╭─ Data

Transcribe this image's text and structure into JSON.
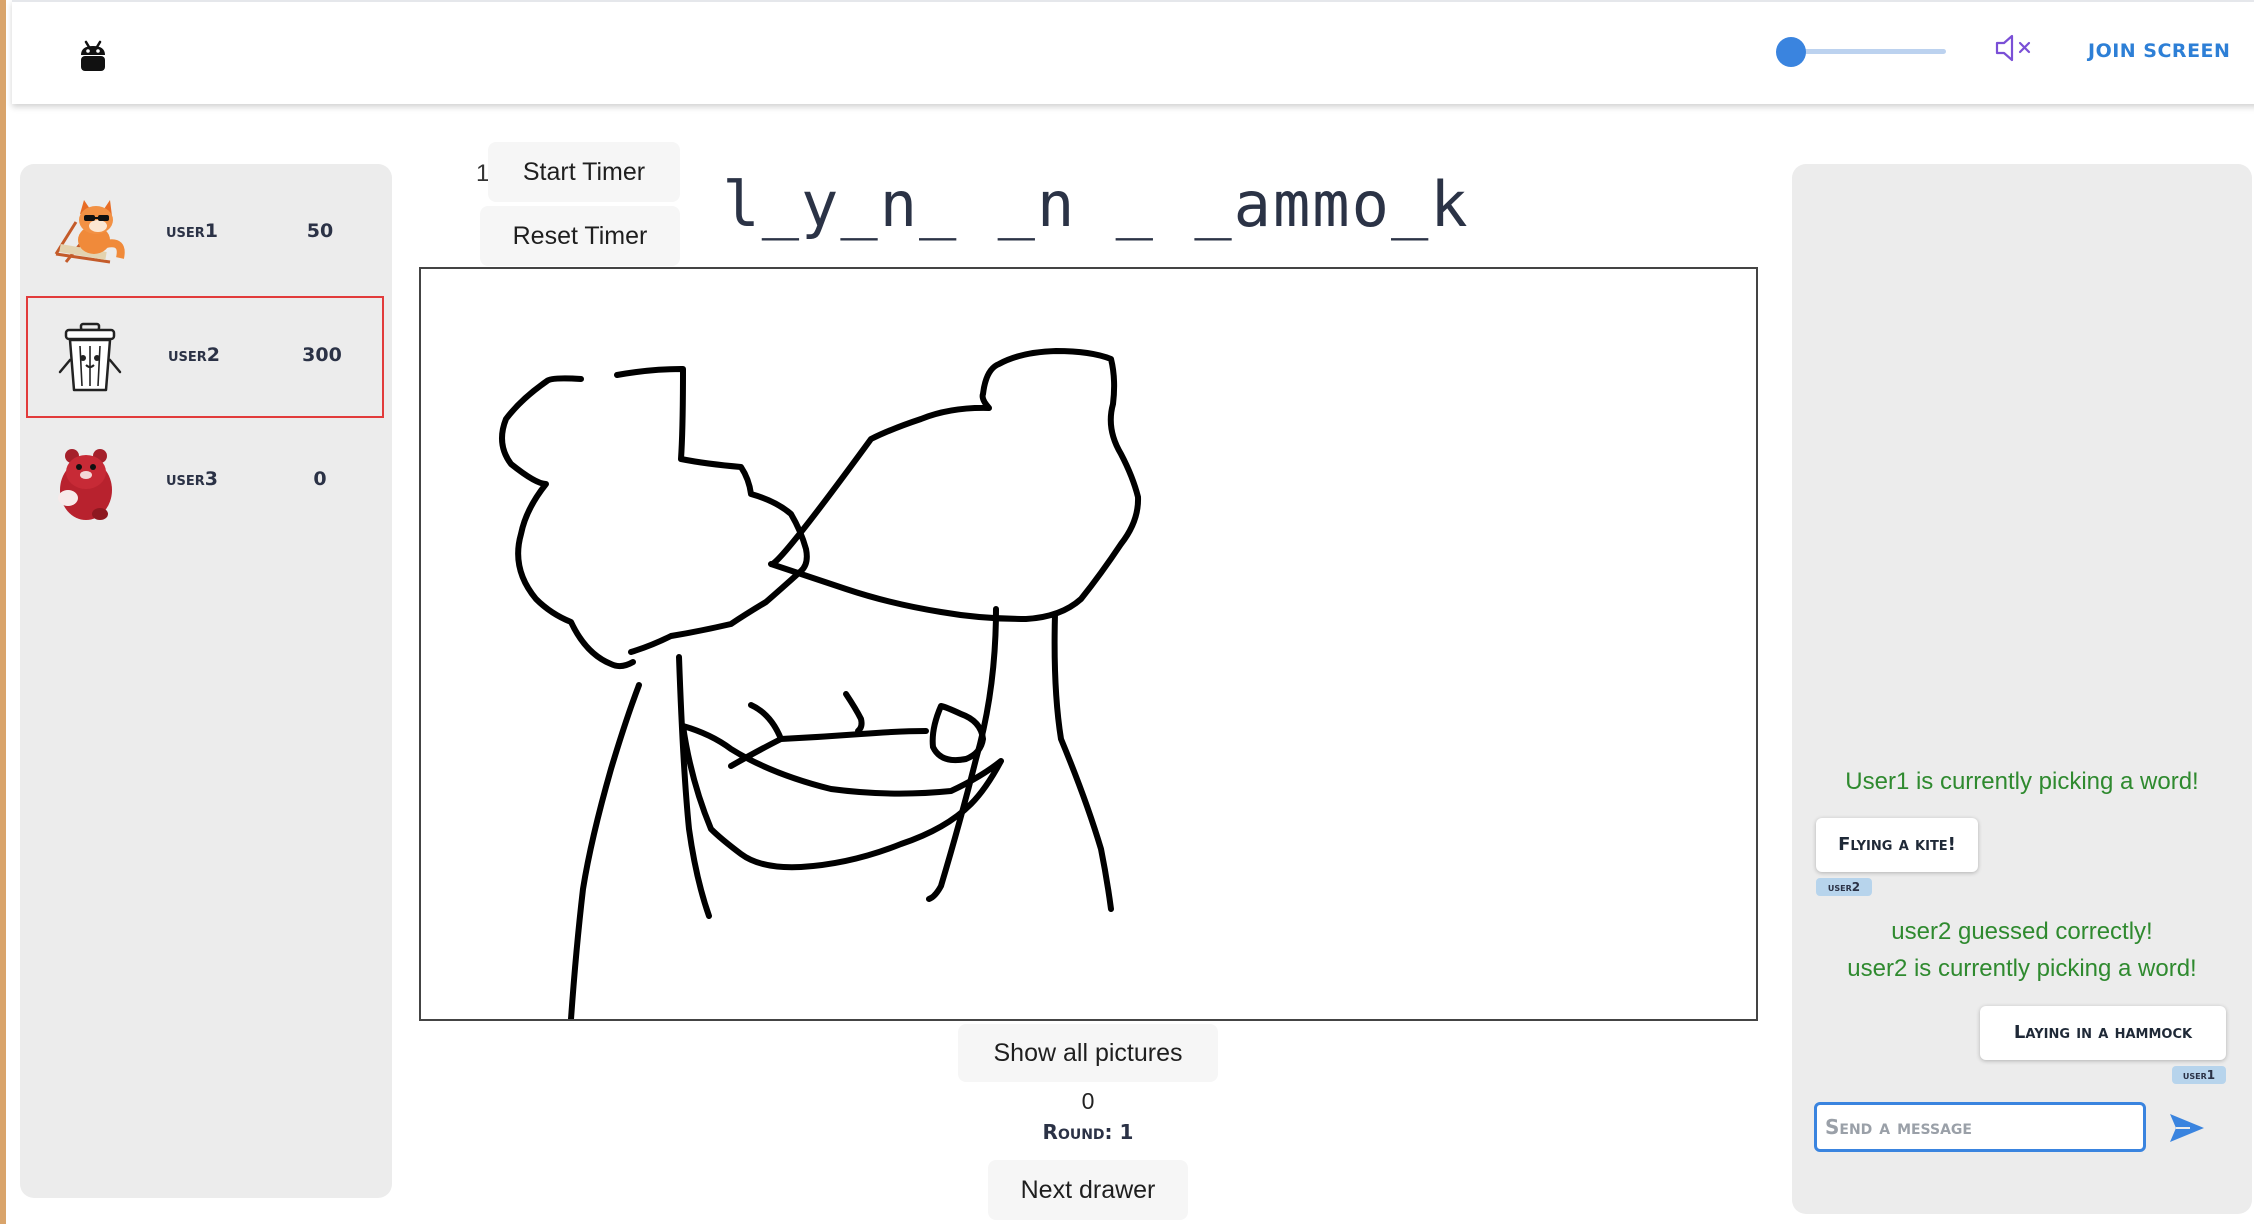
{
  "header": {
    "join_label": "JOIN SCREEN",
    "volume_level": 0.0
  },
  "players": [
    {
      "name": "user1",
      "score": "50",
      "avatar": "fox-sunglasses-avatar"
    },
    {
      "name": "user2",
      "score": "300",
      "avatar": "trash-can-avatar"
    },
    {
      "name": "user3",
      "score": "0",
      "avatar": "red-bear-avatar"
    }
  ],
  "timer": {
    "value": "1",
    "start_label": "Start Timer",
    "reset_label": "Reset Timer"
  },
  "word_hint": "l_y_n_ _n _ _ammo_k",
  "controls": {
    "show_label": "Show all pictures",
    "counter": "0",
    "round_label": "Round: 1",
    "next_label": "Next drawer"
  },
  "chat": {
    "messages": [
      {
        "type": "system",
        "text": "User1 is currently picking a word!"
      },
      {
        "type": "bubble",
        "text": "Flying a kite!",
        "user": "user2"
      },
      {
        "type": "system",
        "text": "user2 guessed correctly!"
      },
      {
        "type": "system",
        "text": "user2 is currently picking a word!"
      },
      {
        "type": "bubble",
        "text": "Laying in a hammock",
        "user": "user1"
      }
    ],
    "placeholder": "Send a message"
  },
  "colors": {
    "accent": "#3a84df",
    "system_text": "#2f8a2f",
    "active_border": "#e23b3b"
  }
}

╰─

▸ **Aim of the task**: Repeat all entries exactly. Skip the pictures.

▸ **Expected answer**:
Transcribe this image's text and structure into JSON.
{
  "header": {
    "join_label": "JOIN SCREEN",
    "volume_level": 0.0
  },
  "players": [
    {
      "name": "user1",
      "score": "50",
      "avatar": "fox-sunglasses-avatar"
    },
    {
      "name": "user2",
      "score": "300",
      "avatar": "trash-can-avatar"
    },
    {
      "name": "user3",
      "score": "0",
      "avatar": "red-bear-avatar"
    }
  ],
  "timer": {
    "value": "1",
    "start_label": "Start Timer",
    "reset_label": "Reset Timer"
  },
  "word_hint": "l_y_n_ _n _ _ammo_k",
  "controls": {
    "show_label": "Show all pictures",
    "counter": "0",
    "round_label": "Round: 1",
    "next_label": "Next drawer"
  },
  "chat": {
    "messages": [
      {
        "type": "system",
        "text": "User1 is currently picking a word!"
      },
      {
        "type": "bubble",
        "text": "Flying a kite!",
        "user": "user2"
      },
      {
        "type": "system",
        "text": "user2 guessed correctly!"
      },
      {
        "type": "system",
        "text": "user2 is currently picking a word!"
      },
      {
        "type": "bubble",
        "text": "Laying in a hammock",
        "user": "user1"
      }
    ],
    "placeholder": "Send a message"
  },
  "colors": {
    "accent": "#3a84df",
    "system_text": "#2f8a2f",
    "active_border": "#e23b3b"
  }
}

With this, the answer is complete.